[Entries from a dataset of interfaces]
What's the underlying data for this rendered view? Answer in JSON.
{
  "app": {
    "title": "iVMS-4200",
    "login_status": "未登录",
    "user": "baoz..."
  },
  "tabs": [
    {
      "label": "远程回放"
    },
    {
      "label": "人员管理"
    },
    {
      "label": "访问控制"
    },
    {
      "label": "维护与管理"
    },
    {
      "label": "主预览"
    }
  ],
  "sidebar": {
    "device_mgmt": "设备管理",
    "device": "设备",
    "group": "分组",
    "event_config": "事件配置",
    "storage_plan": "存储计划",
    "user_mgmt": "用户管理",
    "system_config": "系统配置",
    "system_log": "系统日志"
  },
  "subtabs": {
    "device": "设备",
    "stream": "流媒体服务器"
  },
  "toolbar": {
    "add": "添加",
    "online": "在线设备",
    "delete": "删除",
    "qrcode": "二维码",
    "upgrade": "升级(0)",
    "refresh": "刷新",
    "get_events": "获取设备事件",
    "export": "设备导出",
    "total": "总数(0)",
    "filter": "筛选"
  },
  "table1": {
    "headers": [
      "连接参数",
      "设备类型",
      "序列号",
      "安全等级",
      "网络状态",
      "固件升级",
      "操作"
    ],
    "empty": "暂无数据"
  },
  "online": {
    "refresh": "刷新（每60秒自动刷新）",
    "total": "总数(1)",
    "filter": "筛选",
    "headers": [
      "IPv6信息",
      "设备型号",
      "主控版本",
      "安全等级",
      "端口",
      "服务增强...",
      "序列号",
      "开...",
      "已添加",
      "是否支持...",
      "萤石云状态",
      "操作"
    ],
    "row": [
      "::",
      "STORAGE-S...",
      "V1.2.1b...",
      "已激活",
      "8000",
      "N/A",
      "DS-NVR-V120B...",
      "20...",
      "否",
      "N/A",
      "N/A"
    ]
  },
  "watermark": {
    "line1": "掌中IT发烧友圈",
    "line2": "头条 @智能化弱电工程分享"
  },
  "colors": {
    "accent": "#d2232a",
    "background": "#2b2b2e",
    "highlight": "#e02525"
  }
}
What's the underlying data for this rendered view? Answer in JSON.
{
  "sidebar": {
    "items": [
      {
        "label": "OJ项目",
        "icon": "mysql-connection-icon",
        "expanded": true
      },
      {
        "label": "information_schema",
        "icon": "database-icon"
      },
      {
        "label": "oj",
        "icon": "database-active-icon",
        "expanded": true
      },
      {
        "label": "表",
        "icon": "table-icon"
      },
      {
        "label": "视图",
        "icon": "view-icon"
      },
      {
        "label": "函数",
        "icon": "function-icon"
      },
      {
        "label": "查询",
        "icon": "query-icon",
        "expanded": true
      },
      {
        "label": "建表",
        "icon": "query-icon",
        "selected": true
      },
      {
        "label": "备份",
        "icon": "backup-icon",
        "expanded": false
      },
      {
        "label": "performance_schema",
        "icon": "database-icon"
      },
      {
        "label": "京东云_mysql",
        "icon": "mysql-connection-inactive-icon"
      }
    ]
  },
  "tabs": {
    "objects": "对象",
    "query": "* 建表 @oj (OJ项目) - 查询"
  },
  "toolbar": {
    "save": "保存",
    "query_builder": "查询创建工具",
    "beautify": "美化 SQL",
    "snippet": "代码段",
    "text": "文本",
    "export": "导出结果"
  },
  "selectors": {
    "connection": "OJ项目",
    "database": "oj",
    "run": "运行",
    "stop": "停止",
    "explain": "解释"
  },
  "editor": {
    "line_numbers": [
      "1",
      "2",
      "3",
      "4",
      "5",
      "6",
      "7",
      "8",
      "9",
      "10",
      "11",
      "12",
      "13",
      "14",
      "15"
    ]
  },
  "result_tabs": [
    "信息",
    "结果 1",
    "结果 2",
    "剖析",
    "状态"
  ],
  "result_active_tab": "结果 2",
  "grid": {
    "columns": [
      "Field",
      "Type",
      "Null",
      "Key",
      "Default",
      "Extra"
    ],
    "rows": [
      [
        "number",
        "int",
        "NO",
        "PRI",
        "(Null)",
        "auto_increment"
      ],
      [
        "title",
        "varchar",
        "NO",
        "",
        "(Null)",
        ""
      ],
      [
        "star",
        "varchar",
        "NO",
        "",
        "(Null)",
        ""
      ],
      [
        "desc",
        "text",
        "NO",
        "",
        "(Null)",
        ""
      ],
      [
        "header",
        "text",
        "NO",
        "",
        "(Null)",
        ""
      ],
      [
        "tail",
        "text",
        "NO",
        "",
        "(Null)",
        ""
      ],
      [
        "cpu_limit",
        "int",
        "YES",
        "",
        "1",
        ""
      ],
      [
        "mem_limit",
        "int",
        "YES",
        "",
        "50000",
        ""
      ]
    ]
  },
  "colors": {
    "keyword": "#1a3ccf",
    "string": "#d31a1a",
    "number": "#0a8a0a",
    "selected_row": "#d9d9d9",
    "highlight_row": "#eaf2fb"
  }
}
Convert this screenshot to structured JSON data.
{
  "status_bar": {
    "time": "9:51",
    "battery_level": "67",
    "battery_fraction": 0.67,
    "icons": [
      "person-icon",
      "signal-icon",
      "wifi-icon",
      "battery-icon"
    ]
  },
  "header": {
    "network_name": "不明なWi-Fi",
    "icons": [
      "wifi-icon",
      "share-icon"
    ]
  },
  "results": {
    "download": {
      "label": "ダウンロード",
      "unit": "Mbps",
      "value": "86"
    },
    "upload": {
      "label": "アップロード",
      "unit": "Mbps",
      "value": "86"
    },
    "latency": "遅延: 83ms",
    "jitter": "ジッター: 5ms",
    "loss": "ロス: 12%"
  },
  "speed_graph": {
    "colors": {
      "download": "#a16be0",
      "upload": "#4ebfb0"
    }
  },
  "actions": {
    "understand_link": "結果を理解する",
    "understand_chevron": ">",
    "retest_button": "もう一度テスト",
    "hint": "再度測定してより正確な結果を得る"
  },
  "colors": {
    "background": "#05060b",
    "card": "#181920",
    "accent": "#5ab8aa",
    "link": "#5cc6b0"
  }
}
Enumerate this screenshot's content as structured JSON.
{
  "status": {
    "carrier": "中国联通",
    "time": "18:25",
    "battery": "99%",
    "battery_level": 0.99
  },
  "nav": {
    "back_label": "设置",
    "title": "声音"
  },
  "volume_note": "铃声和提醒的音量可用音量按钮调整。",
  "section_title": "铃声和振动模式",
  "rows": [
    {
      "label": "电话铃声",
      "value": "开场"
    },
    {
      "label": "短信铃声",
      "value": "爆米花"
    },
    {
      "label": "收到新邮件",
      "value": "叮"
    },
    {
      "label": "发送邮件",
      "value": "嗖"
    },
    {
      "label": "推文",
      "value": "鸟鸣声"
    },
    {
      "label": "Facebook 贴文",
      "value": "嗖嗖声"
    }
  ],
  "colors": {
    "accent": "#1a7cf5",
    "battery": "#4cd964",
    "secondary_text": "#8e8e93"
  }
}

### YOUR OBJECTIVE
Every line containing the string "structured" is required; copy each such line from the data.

### RESULT BELOW
Convert this screenshot to structured JSON data.
Enumerate this screenshot's content as structured JSON.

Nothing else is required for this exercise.